Data entries:
━━━━━━━━━━━━━━━━━━━━━━━━━━━━━━

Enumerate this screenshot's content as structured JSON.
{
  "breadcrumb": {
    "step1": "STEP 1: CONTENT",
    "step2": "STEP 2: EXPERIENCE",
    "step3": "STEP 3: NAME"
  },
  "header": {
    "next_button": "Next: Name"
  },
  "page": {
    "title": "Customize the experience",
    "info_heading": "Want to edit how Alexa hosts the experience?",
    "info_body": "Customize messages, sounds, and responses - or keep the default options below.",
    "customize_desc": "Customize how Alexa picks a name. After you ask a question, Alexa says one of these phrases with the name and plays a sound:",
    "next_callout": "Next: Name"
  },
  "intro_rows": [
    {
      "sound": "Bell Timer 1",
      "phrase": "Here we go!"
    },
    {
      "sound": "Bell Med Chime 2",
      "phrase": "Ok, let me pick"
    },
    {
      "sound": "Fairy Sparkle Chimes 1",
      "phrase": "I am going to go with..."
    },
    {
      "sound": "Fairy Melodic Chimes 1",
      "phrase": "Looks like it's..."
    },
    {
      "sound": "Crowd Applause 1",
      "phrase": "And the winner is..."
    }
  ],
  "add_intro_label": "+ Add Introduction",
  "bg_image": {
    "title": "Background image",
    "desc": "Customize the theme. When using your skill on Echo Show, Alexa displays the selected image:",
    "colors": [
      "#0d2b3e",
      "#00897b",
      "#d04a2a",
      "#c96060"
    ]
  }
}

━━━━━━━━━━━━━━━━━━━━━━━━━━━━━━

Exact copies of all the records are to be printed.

Enumerate this screenshot's content as structured JSON.
{
  "breadcrumb": {
    "step1": "STEP 1: CONTENT",
    "step2": "STEP 2: EXPERIENCE",
    "step3": "STEP 3: NAME"
  },
  "header": {
    "next_button": "Next: Name"
  },
  "page": {
    "title": "Customize the experience",
    "info_heading": "Want to edit how Alexa hosts the experience?",
    "info_body": "Customize messages, sounds, and responses - or keep the default options below.",
    "customize_desc": "Customize how Alexa picks a name. After you ask a question, Alexa says one of these phrases with the name and plays a sound:",
    "next_callout": "Next: Name"
  },
  "intro_rows": [
    {
      "sound": "Bell Timer 1",
      "phrase": "Here we go!"
    },
    {
      "sound": "Bell Med Chime 2",
      "phrase": "Ok, let me pick"
    },
    {
      "sound": "Fairy Sparkle Chimes 1",
      "phrase": "I am going to go with..."
    },
    {
      "sound": "Fairy Melodic Chimes 1",
      "phrase": "Looks like it's..."
    },
    {
      "sound": "Crowd Applause 1",
      "phrase": "And the winner is..."
    }
  ],
  "add_intro_label": "+ Add Introduction",
  "bg_image": {
    "title": "Background image",
    "desc": "Customize the theme. When using your skill on Echo Show, Alexa displays the selected image:",
    "colors": [
      "#0d2b3e",
      "#00897b",
      "#d04a2a",
      "#c96060"
    ]
  }
}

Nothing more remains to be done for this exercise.